_Task details:_ Scan the material below and copy every line holding the word "icon".

════════

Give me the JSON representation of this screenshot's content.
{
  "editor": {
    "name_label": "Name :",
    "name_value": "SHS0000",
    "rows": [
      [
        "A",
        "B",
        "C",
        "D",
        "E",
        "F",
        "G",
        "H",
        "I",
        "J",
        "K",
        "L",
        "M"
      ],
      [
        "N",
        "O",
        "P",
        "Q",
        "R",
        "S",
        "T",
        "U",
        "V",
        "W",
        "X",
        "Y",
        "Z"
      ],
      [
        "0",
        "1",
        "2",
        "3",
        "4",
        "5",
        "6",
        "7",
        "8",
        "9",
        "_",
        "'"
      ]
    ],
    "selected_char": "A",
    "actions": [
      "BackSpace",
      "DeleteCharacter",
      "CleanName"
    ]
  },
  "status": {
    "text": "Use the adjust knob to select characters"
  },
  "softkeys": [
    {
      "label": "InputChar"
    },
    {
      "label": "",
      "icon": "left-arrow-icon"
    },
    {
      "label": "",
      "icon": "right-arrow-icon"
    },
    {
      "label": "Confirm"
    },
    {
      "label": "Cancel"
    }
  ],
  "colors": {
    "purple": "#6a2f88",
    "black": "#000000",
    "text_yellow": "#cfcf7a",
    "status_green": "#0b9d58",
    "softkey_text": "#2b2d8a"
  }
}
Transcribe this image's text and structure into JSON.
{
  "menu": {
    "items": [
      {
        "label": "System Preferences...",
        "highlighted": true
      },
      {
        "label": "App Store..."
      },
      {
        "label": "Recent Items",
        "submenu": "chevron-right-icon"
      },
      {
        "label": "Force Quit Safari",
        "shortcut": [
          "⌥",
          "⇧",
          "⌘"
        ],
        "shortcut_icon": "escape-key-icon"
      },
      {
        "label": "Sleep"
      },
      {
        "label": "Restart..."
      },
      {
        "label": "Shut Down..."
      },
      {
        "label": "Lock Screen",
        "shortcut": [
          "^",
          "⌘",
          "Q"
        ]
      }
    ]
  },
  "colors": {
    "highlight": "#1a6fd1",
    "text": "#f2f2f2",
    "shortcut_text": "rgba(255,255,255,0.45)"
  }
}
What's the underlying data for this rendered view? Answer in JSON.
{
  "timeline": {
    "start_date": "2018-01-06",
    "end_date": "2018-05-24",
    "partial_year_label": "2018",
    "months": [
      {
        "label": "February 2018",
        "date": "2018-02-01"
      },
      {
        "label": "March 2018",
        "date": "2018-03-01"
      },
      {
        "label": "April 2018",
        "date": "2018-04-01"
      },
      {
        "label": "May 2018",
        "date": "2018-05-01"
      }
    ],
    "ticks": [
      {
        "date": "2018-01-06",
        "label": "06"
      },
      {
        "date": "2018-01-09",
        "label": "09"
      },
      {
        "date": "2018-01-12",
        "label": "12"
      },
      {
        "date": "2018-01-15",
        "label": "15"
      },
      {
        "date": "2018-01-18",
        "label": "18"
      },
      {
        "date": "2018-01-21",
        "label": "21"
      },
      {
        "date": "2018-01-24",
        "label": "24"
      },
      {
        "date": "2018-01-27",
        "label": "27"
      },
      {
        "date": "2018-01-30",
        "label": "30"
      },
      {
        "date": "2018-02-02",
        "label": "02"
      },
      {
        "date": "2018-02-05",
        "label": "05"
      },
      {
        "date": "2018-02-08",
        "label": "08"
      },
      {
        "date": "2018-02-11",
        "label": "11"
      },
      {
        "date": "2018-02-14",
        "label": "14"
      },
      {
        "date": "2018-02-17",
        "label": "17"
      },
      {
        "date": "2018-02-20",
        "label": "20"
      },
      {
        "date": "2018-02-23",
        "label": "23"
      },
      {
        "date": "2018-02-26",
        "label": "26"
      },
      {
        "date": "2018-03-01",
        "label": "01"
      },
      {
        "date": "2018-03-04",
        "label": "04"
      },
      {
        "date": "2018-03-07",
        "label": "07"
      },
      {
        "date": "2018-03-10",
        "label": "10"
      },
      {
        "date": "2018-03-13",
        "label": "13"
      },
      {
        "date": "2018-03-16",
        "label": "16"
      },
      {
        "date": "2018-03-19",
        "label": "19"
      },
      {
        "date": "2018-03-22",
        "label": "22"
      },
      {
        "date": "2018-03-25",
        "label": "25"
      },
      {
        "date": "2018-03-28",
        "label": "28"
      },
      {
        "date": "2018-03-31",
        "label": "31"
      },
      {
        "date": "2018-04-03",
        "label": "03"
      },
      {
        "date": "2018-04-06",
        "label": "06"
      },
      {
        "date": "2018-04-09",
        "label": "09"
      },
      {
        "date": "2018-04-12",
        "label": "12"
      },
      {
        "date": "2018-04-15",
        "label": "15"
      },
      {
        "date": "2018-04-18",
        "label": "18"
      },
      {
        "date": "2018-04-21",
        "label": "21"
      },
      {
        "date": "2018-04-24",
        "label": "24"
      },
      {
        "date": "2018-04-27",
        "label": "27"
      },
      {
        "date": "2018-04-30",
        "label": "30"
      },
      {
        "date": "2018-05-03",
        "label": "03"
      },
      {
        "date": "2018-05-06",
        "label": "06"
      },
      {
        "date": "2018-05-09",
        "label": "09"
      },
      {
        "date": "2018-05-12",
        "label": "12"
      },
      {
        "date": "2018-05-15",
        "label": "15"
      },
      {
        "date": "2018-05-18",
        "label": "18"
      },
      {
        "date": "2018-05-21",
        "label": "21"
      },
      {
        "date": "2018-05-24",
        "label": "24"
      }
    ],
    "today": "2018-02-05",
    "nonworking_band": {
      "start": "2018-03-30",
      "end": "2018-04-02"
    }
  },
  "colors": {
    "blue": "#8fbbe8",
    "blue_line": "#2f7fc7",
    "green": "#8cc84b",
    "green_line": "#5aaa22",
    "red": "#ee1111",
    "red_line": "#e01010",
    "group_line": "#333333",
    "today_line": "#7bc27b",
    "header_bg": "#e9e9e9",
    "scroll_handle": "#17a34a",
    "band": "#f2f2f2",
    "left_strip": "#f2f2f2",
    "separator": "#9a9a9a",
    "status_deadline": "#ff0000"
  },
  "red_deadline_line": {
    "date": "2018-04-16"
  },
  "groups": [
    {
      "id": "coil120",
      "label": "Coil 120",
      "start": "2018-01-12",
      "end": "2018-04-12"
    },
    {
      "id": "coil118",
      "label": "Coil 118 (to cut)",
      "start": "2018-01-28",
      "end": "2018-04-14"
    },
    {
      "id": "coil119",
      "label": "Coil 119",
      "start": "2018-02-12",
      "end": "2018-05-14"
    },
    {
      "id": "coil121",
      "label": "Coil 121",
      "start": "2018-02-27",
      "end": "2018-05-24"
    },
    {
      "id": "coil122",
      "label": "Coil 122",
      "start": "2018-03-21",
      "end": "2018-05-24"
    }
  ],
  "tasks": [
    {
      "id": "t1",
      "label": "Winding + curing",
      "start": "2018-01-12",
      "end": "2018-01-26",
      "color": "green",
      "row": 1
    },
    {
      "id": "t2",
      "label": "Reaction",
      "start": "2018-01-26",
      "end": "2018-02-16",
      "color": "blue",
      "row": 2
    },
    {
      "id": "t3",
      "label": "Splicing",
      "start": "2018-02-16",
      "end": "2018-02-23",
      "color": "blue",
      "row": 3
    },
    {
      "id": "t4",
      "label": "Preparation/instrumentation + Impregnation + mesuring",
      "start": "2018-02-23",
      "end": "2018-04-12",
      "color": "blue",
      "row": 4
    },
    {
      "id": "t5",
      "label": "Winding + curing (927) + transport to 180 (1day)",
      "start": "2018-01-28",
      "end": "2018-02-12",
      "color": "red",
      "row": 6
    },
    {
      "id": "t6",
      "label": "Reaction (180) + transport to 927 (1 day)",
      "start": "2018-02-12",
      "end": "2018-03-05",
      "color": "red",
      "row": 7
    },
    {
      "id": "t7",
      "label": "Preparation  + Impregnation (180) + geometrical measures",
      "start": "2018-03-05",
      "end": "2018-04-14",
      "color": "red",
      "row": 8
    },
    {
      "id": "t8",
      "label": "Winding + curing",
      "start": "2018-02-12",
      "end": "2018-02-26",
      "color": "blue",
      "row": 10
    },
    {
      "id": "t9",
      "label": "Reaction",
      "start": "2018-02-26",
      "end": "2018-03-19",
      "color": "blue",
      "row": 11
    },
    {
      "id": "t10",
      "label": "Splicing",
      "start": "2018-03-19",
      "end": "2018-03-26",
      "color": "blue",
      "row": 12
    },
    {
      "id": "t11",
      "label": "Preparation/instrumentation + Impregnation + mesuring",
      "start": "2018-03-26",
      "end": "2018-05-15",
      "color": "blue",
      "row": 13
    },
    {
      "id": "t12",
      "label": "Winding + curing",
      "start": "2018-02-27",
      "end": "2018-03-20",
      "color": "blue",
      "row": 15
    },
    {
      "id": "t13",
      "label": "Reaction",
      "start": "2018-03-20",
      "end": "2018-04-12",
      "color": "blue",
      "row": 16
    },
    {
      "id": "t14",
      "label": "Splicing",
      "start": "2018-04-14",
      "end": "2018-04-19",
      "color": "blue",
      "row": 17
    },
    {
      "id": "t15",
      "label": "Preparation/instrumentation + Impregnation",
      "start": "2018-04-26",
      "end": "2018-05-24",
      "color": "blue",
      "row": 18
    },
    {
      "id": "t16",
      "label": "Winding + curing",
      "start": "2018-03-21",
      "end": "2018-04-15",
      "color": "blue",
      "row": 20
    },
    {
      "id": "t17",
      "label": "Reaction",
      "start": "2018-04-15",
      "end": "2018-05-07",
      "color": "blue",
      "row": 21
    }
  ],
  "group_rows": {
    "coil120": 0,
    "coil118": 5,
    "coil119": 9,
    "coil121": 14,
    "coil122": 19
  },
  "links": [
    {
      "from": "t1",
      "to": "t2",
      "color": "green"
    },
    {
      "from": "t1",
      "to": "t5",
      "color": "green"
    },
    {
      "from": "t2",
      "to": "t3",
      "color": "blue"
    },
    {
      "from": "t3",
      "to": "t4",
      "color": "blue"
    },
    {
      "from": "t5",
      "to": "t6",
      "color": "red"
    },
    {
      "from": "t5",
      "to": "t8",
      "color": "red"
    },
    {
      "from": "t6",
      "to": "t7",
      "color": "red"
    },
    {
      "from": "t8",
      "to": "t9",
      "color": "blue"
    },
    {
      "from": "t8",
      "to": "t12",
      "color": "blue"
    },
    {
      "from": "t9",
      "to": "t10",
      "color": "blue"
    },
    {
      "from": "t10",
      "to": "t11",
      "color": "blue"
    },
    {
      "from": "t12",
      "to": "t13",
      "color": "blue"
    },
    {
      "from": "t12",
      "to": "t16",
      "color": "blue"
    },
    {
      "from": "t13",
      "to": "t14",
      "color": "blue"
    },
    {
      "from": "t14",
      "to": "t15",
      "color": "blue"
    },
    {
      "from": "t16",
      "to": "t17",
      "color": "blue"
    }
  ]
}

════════

_Response to the task:_
      "icon": "left-arrow-icon"
      "icon": "right-arrow-icon"
        "submenu": "chevron-right-icon"
        "shortcut_icon": "escape-key-icon"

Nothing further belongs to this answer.